Navigating cyberspace is tricky, and it’s possible to have the wool pulled over your eyes, especially if you’re not one with a technical or IT background. We asked our systems engineers and technical specialists their advice on how to choose an ISP.
These are their top seven pointers.
1. Throttling and shaping
Some ISPs throttle and shape fibre internet speed without saying they do. To ensure you receive what you expect and pay for, one should brush up on their technical knowledge of throttling, shaping, and uncapped fibre internet which assists on how to choose an ISP.
Throttling is an internet service provider’s intentional slowing down of fibre internet speeds. Throttling is masked as ‘fair use policy’ and is used to regulate network traffic and minimise bandwidth congestion during peak browsing periods.
With more people working remotely, throttling and shaping can occur during the day, not only in the evenings. In that case, you’ll find your internet speed drop considerably during busy times.
When you choose an ISP look for those who don’t use these tactics and offer a genuinely uncapped fibre internet experience. If you’re reliant on fast and stable internet, it’s best to choose an ISP that won’t slow your internet speed when traffic on their network is high.
2. ISP rankings on independent platforms
Hello Peter is an example of an independent review platform that can be used to choose an ISP. They connect South African consumers to businesses and visitors can read about other people’s good and bad experiences of service providers with an unbiased perspective.
Research ISP’s using these types of platforms and also these types of articles. Those achieving the highest ratings from customers are responsive to customer complaints, have them resolved speedily and generally provide high-quality service.
We also recommend Google Reviews and Trust Pilot, although relatively new in South Africa. As long as the platform is independent and not a paid-for-review site, they are good beacons in navigating your way on how to choose an ISP.
3. Internet support and education
Choose an ISP that gives you the after-sales support you need. Do they offer a suite of services like internet diagnosis apps? These types of apps empower customers to run fibre internet diagnostic tests at home.
The more you know about a topic, the more confident you are in dealing with that topic. Here are some things to consider about how your ISP handles your complaints:
- Do they help you understand your internet issues, like how your router can affect speeds?
- Can they point out dead spots in your home and advise on how to fix them?
- Do they assist in isolating your fibre internet issues?
- Are you able to assess the speed and quality of your line?
4. Quality of their customer call centre
Before you choose an ISP understand what their customer support is like. Will they be proactive in dealing with your concerns?

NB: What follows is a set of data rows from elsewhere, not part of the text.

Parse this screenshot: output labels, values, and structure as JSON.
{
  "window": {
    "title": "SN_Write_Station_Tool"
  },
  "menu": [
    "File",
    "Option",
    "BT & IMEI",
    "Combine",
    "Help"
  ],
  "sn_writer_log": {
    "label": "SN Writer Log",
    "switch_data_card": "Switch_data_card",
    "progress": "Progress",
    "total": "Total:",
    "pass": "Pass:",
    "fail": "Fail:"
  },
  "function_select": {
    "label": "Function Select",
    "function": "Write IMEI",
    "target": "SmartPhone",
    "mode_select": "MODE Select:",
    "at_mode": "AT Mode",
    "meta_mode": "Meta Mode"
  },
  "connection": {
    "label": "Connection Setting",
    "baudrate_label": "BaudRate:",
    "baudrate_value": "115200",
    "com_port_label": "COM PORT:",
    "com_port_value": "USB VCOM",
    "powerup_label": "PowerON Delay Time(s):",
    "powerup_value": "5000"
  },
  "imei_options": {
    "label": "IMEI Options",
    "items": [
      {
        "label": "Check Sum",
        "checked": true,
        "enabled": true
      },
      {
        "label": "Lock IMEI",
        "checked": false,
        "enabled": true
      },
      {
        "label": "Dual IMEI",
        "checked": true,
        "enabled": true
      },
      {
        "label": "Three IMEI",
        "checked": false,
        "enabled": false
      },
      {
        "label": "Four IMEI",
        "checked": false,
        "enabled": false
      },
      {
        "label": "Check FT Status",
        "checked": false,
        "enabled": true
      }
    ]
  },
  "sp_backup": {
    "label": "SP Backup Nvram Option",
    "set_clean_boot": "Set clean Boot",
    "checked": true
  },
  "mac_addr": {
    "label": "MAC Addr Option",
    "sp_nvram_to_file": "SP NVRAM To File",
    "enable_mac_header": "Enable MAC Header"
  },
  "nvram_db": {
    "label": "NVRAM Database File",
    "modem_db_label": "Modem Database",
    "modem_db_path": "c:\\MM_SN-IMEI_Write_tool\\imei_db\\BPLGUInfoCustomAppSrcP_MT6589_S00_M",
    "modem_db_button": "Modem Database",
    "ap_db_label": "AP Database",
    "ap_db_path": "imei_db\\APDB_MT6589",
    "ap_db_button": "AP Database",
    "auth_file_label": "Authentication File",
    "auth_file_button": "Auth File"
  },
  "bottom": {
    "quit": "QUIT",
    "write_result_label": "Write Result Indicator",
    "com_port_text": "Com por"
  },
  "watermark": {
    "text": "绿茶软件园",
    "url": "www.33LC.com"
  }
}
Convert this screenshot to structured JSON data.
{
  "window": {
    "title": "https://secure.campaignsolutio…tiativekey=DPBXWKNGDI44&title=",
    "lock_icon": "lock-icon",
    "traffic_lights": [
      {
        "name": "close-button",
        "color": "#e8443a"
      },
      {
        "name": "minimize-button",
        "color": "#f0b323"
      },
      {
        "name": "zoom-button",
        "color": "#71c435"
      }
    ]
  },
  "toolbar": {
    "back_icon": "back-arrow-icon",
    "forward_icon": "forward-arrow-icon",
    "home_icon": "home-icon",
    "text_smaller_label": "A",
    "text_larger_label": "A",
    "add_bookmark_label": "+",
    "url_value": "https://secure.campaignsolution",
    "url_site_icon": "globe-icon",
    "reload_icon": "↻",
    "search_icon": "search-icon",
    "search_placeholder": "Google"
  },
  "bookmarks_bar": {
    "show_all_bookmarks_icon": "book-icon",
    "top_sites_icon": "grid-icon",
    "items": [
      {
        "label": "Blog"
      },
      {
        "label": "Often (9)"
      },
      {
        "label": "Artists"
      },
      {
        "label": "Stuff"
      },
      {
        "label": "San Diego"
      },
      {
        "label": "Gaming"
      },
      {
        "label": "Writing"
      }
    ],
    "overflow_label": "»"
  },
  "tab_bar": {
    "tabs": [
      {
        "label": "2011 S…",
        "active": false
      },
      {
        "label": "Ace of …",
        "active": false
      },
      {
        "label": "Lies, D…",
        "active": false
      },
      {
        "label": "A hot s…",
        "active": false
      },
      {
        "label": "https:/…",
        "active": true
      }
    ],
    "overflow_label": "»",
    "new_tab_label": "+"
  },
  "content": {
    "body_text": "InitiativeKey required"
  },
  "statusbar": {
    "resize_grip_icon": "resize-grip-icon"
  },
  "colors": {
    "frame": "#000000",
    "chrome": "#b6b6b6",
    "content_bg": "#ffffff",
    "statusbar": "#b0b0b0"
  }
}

Customer call centre staff should be keeping abreast of and earning qualifications in this tech space. Support staff straight out of school might be reading from a troubleshooting guide without much real-world experience and this can cause frustration.
5. Frequency of price adjustments and length of contract
Does your ISP contract stipulate that price increases happen only once a year?
FNOs (fibre network operators) adjust pricing at different times of the year. Some ISPs pass price increases onto their customers according to FNO adjustments, but others only do this once a year.
Equally important when choosing an ISP is knowing how long the term of your contract is. There is no need to sign up for 24 months when some ISPs offer month-to-month options with no price difference.
6. Latency on network
How close you are to servers affects entertainment activities like gaming and streaming movies, which directly impacts your fibre internet experience. ISPs should curb this issue by using tools like Cloudflare DNS, which is lightning quick in responding to queries and provides malware protection.
7. International connectivity
Which cable systems does your ISP use?
Ideally, you want to choose an ISP that connects to undersea cables on either side of the country. If one line goes down, they can break out the internet from the other cable and continue delivering services.
How to choose an ISP can be more involved than originally thought. We trust this provides some guidance to make that choice a bit easier.